NEW YORK (Reuters Health) – Antidepressants provide little relief for depressed people with dementia, according to a systematic review.
“Studies that have come out in recent years all pointed toward the same conclusion,” Dr. Robert Dudas from the University of Cambridge, in the U.K., told Reuters Health by email. “The findings are in line with our clinical experience, which is that antidepressants don’t always work well for patients who have dementia in addition to their depression.”
Depression appears to be common in people with dementia, though it can be hard to recognize, and it is associated with increased disability, poorer quality of life and shorter life expectancy. Whether antidepressants are effective in this setting remains unclear.
Dr. Dudas’s team reviewed 10 studies with a total of 1,592 patients to evaluate the efficacy and safety of any type of antidepressant for patients who had been diagnosed as having dementia of any type and depression as defined by recognized criteria.
Based on high-quality evidence from eight studies, there was little or no difference in scores on depression symptom rating scales between antidepressant and placebo treated groups after six to 13 weeks, the researchers report in the Cochrane Database of Systematic Reviews, online August 31.
Moderate-quality evidence also suggested little or no difference between groups after six to nine months.
Moderate-quality evidence from four studies, however, indicated that remission rates at 12 weeks were significantly higher in the antidepressant group (40%) than in the placebo group (21.7%).

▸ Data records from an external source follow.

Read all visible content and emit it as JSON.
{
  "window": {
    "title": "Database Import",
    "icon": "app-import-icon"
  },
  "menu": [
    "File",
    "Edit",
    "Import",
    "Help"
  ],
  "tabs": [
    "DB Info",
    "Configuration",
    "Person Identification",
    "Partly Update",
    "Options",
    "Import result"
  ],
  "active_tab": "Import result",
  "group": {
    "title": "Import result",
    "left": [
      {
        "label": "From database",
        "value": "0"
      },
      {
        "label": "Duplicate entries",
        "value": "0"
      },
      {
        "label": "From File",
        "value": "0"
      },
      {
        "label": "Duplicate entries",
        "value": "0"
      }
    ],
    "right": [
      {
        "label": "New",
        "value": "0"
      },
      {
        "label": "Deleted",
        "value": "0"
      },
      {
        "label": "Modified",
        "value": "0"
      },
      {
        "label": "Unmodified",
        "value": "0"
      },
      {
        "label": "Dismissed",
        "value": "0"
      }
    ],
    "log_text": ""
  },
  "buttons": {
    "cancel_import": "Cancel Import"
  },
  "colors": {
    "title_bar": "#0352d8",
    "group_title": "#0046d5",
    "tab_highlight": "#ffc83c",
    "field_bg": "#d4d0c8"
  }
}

High-quality evidence showed no effect of antidepressants on performance of activities of daily living at weeks six to 13, and moderate-quality evidence showed little or no effect of antidepressants on cognition.
Participants on antidepressants seemed to be more likely to drop out of treatment, and adverse events emerged in significantly more patients on antidepressants (49.2%) than on placebo (38.4%). Heterogeneity in the way different studies reported adverse events limited the confidence of these analyses.
“It is important to be clear about the limited chances of improvement with treatment in this patient group,” Dr. Dudas said. “One should be cautious not to overtreat patients. There is no clear evidence that any particular antidepressant is better than the others, so in someone with dementia and depression, you’d probably stop after trying one or two antidepressants.”
“The choice is likely to be guided by the side effect profile of the drugs and the clinician’s experience of prescribing them,” he said. “Therefore, be careful that you aren’t just giving the patient side effects from the medication.”
“We clearly need more research and studies that are better designed and better reported,” Dr. Dudas said.
Dr. Francesco Panza and Dr. Madia Lozupone from the University of Bari Aldo Moro’s neurodegenerative disease unit, in Italy, who recently reviewed pharmacotherapy for the treatment of depression in patients with Alzheimer’s disease (AD), told Reuters Health, “This (review) should be useful to ponder the prescription of antidepressant drugs in dementia and AD patients. Promising evidences might come from multimodal antidepressants – e.g., vortioxetine demonstrated a significant improvement in cognitive function (verbal memory and executive functioning) in older depressed patients – as novel drugs for treating depression in AD patients, such as from agents affecting glutamate transmission.”
“Physicians have to remember that depression in AD may occur on a spectrum ranging from very mild ‘sub-threshold’ forms to major depression differing only quantitatively regarding severity of symptoms,” they said in a joint email. “Moreover, depression in AD often manifests more in cognitive and somatic symptoms (so-called ‘depression without sadness’) that may not be ascertained by screening tools. Theoretically, this concern has the potential to obscure potentially useful benefits of antidepressants in patient subgroups.”
“The lack of effective treatments does imply that a nonresponsive depressive mood (to conventional antidepressants) in dementia could be considered a treatment-resistant form of depression,” they added.
Dr. Raj C. Shah from Rush University Medical Center, in Chicago, who has researched various aspects of late-life depression and its treatment, told Reuters Health by email, “The findings highlight the limitation of our current pharmacological treatment options for depression in the presence of mild-to-moderate dementia.”
“The decision to start an antidepressant for depression in persons with dementia should be approached using shared decision making,” he said. “If a choice is made to initiate an antidepressant, then monitoring should follow procedures in the clinical trials over 6 to 12 weeks and medications should be stopped if no improvement is noted after a particular observation time.”
“We need to work on identifying markers to identify the persons living with dementia and symptoms consistent with depression who are most likely to benefit from treatment,” Dr. Shah said. “While remission rates were higher in persons on treatment than placebo, the information is derived from a handful of studies and needs more confirmation. Real-world evidence on antidepressant treatment for depression in dementia is needed.”
Cochrane Database Syst Rev 2018.